====== Supplied material ======

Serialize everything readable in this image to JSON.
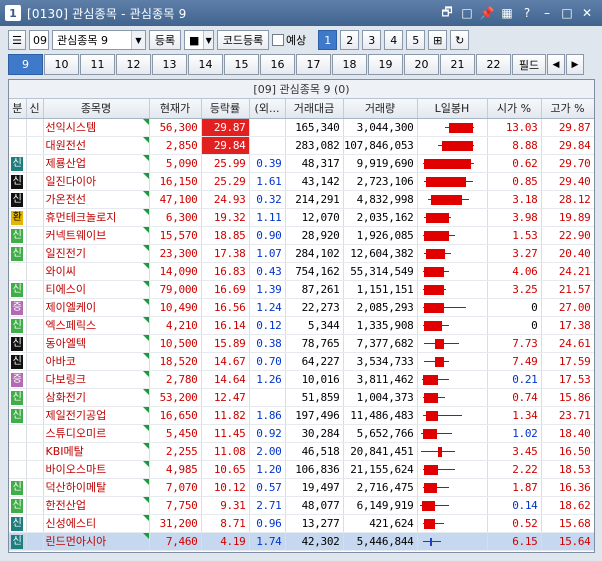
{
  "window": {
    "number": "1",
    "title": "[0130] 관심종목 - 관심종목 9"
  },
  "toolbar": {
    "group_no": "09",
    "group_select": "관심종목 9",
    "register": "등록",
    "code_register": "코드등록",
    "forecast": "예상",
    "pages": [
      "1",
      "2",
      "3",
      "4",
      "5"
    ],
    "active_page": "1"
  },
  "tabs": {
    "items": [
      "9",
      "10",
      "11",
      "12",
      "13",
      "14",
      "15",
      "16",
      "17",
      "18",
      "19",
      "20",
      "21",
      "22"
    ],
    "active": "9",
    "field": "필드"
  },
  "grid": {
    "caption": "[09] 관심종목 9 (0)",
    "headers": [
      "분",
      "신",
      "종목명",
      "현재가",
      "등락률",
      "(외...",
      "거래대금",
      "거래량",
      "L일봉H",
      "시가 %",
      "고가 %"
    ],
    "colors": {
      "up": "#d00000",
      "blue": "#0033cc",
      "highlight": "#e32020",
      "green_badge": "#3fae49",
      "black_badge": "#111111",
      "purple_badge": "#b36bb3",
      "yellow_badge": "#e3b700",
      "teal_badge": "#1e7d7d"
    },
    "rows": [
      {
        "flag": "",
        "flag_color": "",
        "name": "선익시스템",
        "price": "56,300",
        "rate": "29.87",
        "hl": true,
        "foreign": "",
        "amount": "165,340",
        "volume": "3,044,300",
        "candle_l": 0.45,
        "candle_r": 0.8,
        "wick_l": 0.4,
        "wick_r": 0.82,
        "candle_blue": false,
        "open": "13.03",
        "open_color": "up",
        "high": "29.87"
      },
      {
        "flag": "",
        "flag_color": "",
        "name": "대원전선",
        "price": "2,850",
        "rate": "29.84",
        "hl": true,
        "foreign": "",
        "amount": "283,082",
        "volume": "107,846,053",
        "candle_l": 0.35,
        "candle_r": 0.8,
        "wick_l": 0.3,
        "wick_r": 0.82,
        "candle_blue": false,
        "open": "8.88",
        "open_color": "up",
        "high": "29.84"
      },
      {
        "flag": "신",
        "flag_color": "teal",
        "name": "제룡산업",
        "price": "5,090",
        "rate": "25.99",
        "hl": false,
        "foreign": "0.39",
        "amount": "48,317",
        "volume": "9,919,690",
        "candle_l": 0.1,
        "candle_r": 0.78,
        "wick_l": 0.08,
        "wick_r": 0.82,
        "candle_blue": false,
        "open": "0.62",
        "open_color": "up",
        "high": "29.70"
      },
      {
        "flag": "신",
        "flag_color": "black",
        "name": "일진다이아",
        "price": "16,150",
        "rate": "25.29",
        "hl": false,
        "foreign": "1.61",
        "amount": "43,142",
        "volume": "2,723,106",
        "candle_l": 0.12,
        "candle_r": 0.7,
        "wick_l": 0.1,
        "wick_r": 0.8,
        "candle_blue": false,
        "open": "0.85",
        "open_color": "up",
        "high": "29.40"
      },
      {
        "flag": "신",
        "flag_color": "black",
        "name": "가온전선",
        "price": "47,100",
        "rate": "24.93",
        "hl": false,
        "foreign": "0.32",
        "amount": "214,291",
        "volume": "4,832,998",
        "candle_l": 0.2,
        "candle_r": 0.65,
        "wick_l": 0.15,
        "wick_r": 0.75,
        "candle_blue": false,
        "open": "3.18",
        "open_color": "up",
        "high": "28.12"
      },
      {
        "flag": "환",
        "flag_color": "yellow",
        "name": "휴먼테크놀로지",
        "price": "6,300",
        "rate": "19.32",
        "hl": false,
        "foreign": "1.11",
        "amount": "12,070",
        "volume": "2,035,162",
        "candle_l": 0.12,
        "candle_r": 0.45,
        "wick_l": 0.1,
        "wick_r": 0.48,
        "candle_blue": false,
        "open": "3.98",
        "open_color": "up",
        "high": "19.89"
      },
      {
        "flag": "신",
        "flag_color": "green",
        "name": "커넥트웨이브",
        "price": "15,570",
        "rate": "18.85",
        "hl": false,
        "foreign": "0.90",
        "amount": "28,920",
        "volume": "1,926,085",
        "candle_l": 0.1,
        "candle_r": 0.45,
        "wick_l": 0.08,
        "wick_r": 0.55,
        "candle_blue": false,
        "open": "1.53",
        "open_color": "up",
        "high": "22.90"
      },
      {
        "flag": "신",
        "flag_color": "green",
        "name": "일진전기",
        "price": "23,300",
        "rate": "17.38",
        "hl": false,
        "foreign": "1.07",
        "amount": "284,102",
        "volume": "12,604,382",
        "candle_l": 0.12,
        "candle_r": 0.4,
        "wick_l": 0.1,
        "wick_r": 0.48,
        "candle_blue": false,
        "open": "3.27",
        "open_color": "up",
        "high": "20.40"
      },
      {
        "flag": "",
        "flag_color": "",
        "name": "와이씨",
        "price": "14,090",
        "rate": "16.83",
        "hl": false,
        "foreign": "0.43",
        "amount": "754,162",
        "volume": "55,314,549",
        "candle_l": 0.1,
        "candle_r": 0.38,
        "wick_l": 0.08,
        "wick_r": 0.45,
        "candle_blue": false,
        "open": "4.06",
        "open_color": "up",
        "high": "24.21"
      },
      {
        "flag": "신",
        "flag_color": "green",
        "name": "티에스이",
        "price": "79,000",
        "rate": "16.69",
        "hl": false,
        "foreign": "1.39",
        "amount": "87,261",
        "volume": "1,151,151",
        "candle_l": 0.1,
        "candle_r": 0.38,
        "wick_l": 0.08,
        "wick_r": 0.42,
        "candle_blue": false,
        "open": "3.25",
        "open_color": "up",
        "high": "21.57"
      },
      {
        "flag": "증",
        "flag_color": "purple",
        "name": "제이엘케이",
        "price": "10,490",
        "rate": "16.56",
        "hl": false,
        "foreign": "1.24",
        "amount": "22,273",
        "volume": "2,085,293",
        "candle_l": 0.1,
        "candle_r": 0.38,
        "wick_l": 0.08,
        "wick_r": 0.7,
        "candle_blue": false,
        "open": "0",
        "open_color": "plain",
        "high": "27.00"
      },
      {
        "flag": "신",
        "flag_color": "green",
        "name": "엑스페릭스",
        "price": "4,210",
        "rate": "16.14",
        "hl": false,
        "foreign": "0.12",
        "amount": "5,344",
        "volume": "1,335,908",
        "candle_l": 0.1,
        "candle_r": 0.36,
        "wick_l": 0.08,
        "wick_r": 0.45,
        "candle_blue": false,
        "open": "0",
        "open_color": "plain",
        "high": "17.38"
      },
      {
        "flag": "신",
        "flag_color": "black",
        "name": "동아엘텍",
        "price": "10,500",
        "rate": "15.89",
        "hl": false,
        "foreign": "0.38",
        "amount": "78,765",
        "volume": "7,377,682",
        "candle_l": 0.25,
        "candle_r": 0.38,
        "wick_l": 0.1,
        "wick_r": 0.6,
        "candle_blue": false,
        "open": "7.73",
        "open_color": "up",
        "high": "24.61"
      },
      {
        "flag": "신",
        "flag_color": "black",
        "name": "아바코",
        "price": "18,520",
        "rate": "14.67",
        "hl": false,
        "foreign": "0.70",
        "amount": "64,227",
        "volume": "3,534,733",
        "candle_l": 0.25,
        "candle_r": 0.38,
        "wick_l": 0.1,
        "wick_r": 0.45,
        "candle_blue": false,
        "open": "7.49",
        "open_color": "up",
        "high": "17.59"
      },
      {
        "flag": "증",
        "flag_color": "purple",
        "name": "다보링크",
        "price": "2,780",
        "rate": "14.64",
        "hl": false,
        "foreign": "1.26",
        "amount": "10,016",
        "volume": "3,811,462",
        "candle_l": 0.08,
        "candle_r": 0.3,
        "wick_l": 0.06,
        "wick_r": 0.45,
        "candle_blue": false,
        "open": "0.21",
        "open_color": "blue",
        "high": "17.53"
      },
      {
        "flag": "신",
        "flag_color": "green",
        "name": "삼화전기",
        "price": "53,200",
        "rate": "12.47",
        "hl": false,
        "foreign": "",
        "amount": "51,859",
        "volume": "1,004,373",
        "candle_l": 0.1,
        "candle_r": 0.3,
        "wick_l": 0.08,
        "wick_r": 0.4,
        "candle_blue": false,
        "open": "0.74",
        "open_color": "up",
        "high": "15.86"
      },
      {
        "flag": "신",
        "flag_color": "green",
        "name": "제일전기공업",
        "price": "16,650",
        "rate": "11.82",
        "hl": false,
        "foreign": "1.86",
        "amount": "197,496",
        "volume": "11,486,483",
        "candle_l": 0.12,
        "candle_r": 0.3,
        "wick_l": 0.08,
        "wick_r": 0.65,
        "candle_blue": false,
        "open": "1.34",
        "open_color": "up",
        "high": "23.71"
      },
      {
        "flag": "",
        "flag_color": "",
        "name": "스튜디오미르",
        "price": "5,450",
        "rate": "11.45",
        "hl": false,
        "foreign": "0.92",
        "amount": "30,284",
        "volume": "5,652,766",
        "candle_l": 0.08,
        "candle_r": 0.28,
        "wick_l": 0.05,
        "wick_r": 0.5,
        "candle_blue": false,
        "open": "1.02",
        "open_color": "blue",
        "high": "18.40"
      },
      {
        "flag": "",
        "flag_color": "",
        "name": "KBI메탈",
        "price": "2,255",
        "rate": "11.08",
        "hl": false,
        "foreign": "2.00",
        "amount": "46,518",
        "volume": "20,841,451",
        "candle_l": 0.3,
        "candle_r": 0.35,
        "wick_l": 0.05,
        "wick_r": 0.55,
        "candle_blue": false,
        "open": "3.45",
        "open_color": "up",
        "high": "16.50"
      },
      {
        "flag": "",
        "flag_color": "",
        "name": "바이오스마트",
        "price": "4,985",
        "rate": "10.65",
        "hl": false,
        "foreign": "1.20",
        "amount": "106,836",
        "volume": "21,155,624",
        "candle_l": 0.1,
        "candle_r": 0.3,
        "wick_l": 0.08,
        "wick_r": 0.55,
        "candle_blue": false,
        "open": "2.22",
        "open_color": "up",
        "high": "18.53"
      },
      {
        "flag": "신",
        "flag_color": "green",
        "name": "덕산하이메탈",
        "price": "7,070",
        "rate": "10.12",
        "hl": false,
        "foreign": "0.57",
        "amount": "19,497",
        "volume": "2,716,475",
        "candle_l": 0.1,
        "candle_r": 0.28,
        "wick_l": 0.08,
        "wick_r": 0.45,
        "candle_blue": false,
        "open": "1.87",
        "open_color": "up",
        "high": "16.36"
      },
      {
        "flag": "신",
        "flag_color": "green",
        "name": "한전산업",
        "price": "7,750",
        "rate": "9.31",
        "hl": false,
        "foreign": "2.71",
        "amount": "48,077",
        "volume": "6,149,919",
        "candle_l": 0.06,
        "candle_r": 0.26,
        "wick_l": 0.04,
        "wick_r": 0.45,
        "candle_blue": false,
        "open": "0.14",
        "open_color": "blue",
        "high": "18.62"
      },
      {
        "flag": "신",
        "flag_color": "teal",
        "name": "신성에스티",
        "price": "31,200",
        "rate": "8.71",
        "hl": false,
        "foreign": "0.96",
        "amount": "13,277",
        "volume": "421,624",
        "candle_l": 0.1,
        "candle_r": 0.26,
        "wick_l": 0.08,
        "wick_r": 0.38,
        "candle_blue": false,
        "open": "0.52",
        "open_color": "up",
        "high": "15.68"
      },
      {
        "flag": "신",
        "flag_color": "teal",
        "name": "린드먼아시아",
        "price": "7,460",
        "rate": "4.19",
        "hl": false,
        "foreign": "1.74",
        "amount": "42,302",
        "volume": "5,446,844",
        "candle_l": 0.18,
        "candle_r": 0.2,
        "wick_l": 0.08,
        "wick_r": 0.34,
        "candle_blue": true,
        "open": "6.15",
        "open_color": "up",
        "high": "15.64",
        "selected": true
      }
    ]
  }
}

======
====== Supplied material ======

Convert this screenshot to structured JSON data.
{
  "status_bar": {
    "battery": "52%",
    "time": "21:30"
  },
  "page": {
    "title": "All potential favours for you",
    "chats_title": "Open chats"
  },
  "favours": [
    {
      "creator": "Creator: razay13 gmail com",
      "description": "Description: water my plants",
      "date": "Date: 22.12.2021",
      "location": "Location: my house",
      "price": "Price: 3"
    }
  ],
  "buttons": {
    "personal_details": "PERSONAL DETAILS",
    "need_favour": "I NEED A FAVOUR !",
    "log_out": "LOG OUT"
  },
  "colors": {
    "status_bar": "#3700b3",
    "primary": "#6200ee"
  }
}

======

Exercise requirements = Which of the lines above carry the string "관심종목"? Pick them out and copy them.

Solution to this problem =
    "title": "[0130] 관심종목 - 관심종목 9"
    "group_select": "관심종목 9",
    "caption": "[09] 관심종목 9 (0)",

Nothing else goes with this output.